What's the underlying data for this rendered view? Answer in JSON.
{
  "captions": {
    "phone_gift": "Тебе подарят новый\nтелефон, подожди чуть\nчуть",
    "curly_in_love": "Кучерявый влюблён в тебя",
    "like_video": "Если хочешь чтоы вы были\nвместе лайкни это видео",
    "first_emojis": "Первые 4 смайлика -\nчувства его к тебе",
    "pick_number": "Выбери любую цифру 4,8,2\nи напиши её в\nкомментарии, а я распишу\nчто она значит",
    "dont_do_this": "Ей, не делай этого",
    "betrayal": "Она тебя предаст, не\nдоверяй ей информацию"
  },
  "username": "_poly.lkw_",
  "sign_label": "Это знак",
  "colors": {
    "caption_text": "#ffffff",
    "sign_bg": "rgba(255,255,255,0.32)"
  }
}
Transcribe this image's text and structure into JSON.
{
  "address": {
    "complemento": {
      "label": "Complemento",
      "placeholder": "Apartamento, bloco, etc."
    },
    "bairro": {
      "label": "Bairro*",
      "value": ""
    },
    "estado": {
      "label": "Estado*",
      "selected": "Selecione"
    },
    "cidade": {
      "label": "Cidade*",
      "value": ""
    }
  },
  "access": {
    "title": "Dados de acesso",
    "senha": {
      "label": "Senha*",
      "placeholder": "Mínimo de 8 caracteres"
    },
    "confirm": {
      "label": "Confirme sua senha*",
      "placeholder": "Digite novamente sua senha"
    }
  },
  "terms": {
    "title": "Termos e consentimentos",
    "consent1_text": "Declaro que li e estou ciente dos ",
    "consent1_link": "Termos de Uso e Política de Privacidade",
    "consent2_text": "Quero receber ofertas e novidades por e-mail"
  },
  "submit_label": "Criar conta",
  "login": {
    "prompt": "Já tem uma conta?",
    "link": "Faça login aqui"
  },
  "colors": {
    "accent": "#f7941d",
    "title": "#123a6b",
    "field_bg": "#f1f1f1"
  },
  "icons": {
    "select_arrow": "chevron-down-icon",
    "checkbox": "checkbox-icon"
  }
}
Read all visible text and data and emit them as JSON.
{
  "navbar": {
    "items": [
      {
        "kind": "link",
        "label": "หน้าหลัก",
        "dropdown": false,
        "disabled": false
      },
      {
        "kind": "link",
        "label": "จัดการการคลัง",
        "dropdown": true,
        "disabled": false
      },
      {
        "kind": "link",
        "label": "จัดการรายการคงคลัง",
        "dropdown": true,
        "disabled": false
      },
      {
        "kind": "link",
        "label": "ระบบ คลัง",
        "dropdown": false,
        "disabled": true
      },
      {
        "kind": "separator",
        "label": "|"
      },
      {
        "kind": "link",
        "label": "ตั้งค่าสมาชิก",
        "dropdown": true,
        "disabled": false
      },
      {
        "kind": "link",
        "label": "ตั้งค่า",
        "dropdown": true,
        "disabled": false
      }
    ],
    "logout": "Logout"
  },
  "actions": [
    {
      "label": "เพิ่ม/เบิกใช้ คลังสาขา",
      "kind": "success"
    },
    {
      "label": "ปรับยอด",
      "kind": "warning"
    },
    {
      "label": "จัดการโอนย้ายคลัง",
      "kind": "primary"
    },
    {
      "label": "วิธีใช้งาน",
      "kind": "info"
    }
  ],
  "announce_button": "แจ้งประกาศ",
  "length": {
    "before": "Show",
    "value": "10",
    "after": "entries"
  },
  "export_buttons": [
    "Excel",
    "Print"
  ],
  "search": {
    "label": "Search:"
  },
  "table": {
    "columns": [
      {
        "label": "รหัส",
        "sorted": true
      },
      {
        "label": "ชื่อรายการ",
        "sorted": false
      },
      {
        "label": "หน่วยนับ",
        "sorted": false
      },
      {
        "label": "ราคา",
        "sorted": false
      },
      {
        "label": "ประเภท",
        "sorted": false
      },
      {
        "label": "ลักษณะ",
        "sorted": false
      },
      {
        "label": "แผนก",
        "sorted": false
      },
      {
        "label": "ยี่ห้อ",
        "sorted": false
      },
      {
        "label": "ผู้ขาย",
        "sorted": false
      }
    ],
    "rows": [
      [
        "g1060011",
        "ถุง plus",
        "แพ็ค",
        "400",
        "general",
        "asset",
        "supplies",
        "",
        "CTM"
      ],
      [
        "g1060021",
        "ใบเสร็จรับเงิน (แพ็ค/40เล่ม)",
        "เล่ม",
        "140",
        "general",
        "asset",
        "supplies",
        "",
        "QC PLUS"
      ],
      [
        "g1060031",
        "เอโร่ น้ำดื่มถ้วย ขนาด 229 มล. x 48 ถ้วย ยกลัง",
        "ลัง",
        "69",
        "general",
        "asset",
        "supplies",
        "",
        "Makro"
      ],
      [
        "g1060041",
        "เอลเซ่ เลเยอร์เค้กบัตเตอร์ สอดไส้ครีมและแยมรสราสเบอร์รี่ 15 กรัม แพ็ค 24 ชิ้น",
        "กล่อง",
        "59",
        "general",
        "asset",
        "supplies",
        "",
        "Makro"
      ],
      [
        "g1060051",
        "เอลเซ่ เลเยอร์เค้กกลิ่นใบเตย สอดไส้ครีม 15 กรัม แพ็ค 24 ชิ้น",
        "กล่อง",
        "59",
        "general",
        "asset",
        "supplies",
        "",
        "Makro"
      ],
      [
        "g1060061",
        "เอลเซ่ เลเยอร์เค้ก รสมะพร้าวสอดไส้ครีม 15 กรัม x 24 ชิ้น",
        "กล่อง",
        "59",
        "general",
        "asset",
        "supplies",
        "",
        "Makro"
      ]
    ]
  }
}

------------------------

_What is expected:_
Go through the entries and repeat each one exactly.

_Result for this task:_
What's the underlying data for this rendered view? Answer in JSON.
{
  "captions": {
    "phone_gift": "Тебе подарят новый\nтелефон, подожди чуть\nчуть",
    "curly_in_love": "Кучерявый влюблён в тебя",
    "like_video": "Если хочешь чтоы вы были\nвместе лайкни это видео",
    "first_emojis": "Первые 4 смайлика -\nчувства его к тебе",
    "pick_number": "Выбери любую цифру 4,8,2\nи напиши её в\nкомментарии, а я распишу\nчто она значит",
    "dont_do_this": "Ей, не делай этого",
    "betrayal": "Она тебя предаст, не\nдоверяй ей информацию"
  },
  "username": "_poly.lkw_",
  "sign_label": "Это знак",
  "colors": {
    "caption_text": "#ffffff",
    "sign_bg": "rgba(255,255,255,0.32)"
  }
}
Transcribe this image's text and structure into JSON.
{
  "address": {
    "complemento": {
      "label": "Complemento",
      "placeholder": "Apartamento, bloco, etc."
    },
    "bairro": {
      "label": "Bairro*",
      "value": ""
    },
    "estado": {
      "label": "Estado*",
      "selected": "Selecione"
    },
    "cidade": {
      "label": "Cidade*",
      "value": ""
    }
  },
  "access": {
    "title": "Dados de acesso",
    "senha": {
      "label": "Senha*",
      "placeholder": "Mínimo de 8 caracteres"
    },
    "confirm": {
      "label": "Confirme sua senha*",
      "placeholder": "Digite novamente sua senha"
    }
  },
  "terms": {
    "title": "Termos e consentimentos",
    "consent1_text": "Declaro que li e estou ciente dos ",
    "consent1_link": "Termos de Uso e Política de Privacidade",
    "consent2_text": "Quero receber ofertas e novidades por e-mail"
  },
  "submit_label": "Criar conta",
  "login": {
    "prompt": "Já tem uma conta?",
    "link": "Faça login aqui"
  },
  "colors": {
    "accent": "#f7941d",
    "title": "#123a6b",
    "field_bg": "#f1f1f1"
  },
  "icons": {
    "select_arrow": "chevron-down-icon",
    "checkbox": "checkbox-icon"
  }
}
Read all visible text and data and emit them as JSON.
{
  "navbar": {
    "items": [
      {
        "kind": "link",
        "label": "หน้าหลัก",
        "dropdown": false,
        "disabled": false
      },
      {
        "kind": "link",
        "label": "จัดการการคลัง",
        "dropdown": true,
        "disabled": false
      },
      {
        "kind": "link",
        "label": "จัดการรายการคงคลัง",
        "dropdown": true,
        "disabled": false
      },
      {
        "kind": "link",
        "label": "ระบบ คลัง",
        "dropdown": false,
        "disabled": true
      },
      {
        "kind": "separator",
        "label": "|"
      },
      {
        "kind": "link",
        "label": "ตั้งค่าสมาชิก",
        "dropdown": true,
        "disabled": false
      },
      {
        "kind": "link",
        "label": "ตั้งค่า",
        "dropdown": true,
        "disabled": false
      }
    ],
    "logout": "Logout"
  },
  "actions": [
    {
      "label": "เพิ่ม/เบิกใช้ คลังสาขา",
      "kind": "success"
    },
    {
      "label": "ปรับยอด",
      "kind": "warning"
    },
    {
      "label": "จัดการโอนย้ายคลัง",
      "kind": "primary"
    },
    {
      "label": "วิธีใช้งาน",
      "kind": "info"
    }
  ],
  "announce_button": "แจ้งประกาศ",
  "length": {
    "before": "Show",
    "value": "10",
    "after": "entries"
  },
  "export_buttons": [
    "Excel",
    "Print"
  ],
  "search": {
    "label": "Search:"
  },
  "table": {
    "columns": [
      {
        "label": "รหัส",
        "sorted": true
      },
      {
        "label": "ชื่อรายการ",
        "sorted": false
      },
      {
        "label": "หน่วยนับ",
        "sorted": false
      },
      {
        "label": "ราคา",
        "sorted": false
      },
      {
        "label": "ประเภท",
        "sorted": false
      },
      {
        "label": "ลักษณะ",
        "sorted": false
      },
      {
        "label": "แผนก",
        "sorted": false
      },
      {
        "label": "ยี่ห้อ",
        "sorted": false
      },
      {
        "label": "ผู้ขาย",
        "sorted": false
      }
    ],
    "rows": [
      [
        "g1060011",
        "ถุง plus",
        "แพ็ค",
        "400",
        "general",
        "asset",
        "supplies",
        "",
        "CTM"
      ],
      [
        "g1060021",
        "ใบเสร็จรับเงิน (แพ็ค/40เล่ม)",
        "เล่ม",
        "140",
        "general",
        "asset",
        "supplies",
        "",
        "QC PLUS"
      ],
      [
        "g1060031",
        "เอโร่ น้ำดื่มถ้วย ขนาด 229 มล. x 48 ถ้วย ยกลัง",
        "ลัง",
        "69",
        "general",
        "asset",
        "supplies",
        "",
        "Makro"
      ],
      [
        "g1060041",
        "เอลเซ่ เลเยอร์เค้กบัตเตอร์ สอดไส้ครีมและแยมรสราสเบอร์รี่ 15 กรัม แพ็ค 24 ชิ้น",
        "กล่อง",
        "59",
        "general",
        "asset",
        "supplies",
        "",
        "Makro"
      ],
      [
        "g1060051",
        "เอลเซ่ เลเยอร์เค้กกลิ่นใบเตย สอดไส้ครีม 15 กรัม แพ็ค 24 ชิ้น",
        "กล่อง",
        "59",
        "general",
        "asset",
        "supplies",
        "",
        "Makro"
      ],
      [
        "g1060061",
        "เอลเซ่ เลเยอร์เค้ก รสมะพร้าวสอดไส้ครีม 15 กรัม x 24 ชิ้น",
        "กล่อง",
        "59",
        "general",
        "asset",
        "supplies",
        "",
        "Makro"
      ]
    ]
  }
}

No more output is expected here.